Under existing law, hourly wage earners must be paid time-and-a-half or more for anything beyond the normal eight-hour day. But as workers increasingly feel a need to adjust their work schedules to accommodate family activities, desired leisure time, or the work patterns of a spouse, the old overtime practice seems too rigid to many. Those workers would prefer to work overtime on some days and receive compensation for the extra hours not in cash but in the form of time off.
The problem is that antiquated wage laws prevent workers from trading overtime earnings for comparable time offa practice known as "comp time" that is becoming increasingly common in non-unionized workplaces. Union leadership (but not so much the rank-and-file workers themselves) oppose the adoption of any laws that would grant this time option because they fear employers will abuse the system to avoid paying overtime wages altogether.
The 1964 Michigan minimum wage law sets minimum wage and overtime standards for many hourly employees not covered by the Federal Fair Labor Standards Act. Under these federal and state laws, employees must be paid in cash for overtime even though many would prefer the option of cashing in this pay for equivalent time off from work.
There is ample support for concluding that a sizable portion of today's work force would like to have the comp-time option rather than cash wages. In its 1995 survey, Penn + Schoen Associates found that 75 percent of workers surveyed favored comp time. In fact, 57 percent of those responding speculated that they would choose paid time off more frequently than overtime wages. They believe that wage laws ought to serve the evolving needs of families, not put roadblocks in their way.
Michigan's representatives in Washington can work to make the necessary changes at the federal level, but state legislators can act to extend the comp-time option to many workers right now. Today, there are more working, single parents and dual-income families than ever before. Especially for women in dual-earner and single-headed families, the compensatory time option would provide greater workplace flexibility.
The concern of union leadership about employer abuse can be met by designing a comp-time program that includes certain employee safeguards. The comp options must be completely voluntary; therefore, the actual decision to choose compensatory time off in lieu of monetary compensation should be left up to the employee exclusively. A comp-time plan must ensure against employer coercion, intimidation, and threats.
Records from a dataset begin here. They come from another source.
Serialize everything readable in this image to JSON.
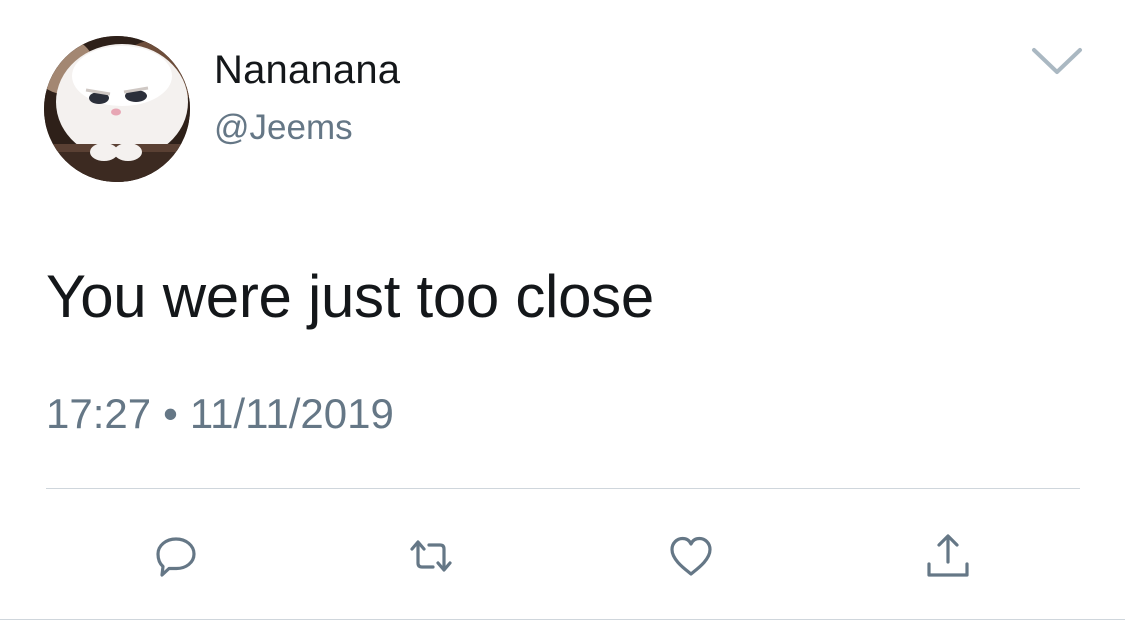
{
  "user": {
    "display_name": "Nananana",
    "handle": "@Jeems"
  },
  "tweet": {
    "text": "You were just too close",
    "time": "17:27",
    "separator": "•",
    "date": "11/11/2019"
  },
  "icons": {
    "menu": "chevron-down-icon",
    "reply": "speech-bubble-icon",
    "retweet": "retweet-arrows-icon",
    "like": "heart-icon",
    "share": "share-upload-icon"
  },
  "colors": {
    "text_primary": "#14171a",
    "text_secondary": "#657786",
    "icon": "#657786",
    "divider": "#cfd6dc"
  }
}
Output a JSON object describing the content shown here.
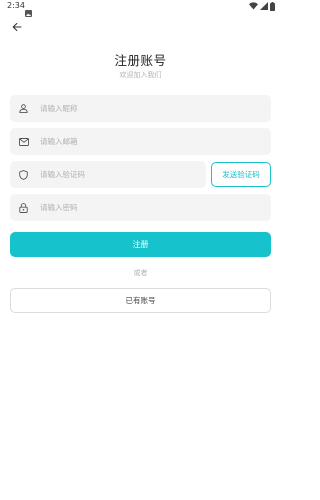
{
  "status_bar": {
    "time": "2:34",
    "icons": [
      "image-icon",
      "wifi-icon",
      "signal-icon",
      "battery-icon"
    ]
  },
  "header": {
    "back_icon": "arrow-left-icon"
  },
  "title": "注册账号",
  "subtitle": "欢迎加入我们",
  "form": {
    "name": {
      "placeholder": "请输入昵称",
      "value": "",
      "icon": "user-icon"
    },
    "email": {
      "placeholder": "请输入邮箱",
      "value": "",
      "icon": "mail-icon"
    },
    "code": {
      "placeholder": "请输入验证码",
      "value": "",
      "icon": "shield-icon"
    },
    "send_code_label": "发送验证码",
    "password": {
      "placeholder": "请输入密码",
      "value": "",
      "icon": "lock-icon"
    }
  },
  "register_label": "注册",
  "or_label": "或者",
  "login_label": "已有账号",
  "colors": {
    "accent": "#16c3cc",
    "field_bg": "#f4f4f4",
    "placeholder": "#b0b0b0"
  }
}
Comp time must not be a condition of employment or it will defeat workers' control over their work schedule. It shouldn't be micromanaged from Lansing or Washington so as to encourage maximum flexibility depending upon local desires and conditions.
At the workplace, employees should be guaranteed that the terms of a comp-time agreement be in writing so no confusion can arise. Employers who wish to participate should assume the responsibility for accurate record keeping to verify each employee's accrued overtime which can be later swapped for a time when the employee needs to use it, subject to the employer's reasonable workplace requirements.
Comp time doesn't present a radical, untried idea. For many years, federal, state and local governments have granted comp-time options allowing their employees trouble-free compensatory time arrangements for leisure, family needs, or continuing education. It's time that employees in the private sector enjoyed the same benefits public-sector employees already enjoy.
The Michigan House Committee on Employment Relations has begun a legislative review with an eye toward changing state law to allow for comp time. Commenting on a bill that would do just that, one Michigan worker, Michel Joseph of Lansing, passionately told the committee, "As a working mother, this bill would give me flexibility I don't have now. That's all I want."
Granting Michigan workers more flexibility in their work schedules by recognizing their desire for comp time is a progressive, pro-worker, family-friendly reform whose time has come.
(Robert Hunter, an attorney and former member of the National Labor Relations Board, is director of labor policy at the Mackinac Center for Public Policy in Midland. More information on labor law is available at www.mackinac.org. Permission to reprint in whole or in part is hereby granted, provided the author and his affiliation are cited.)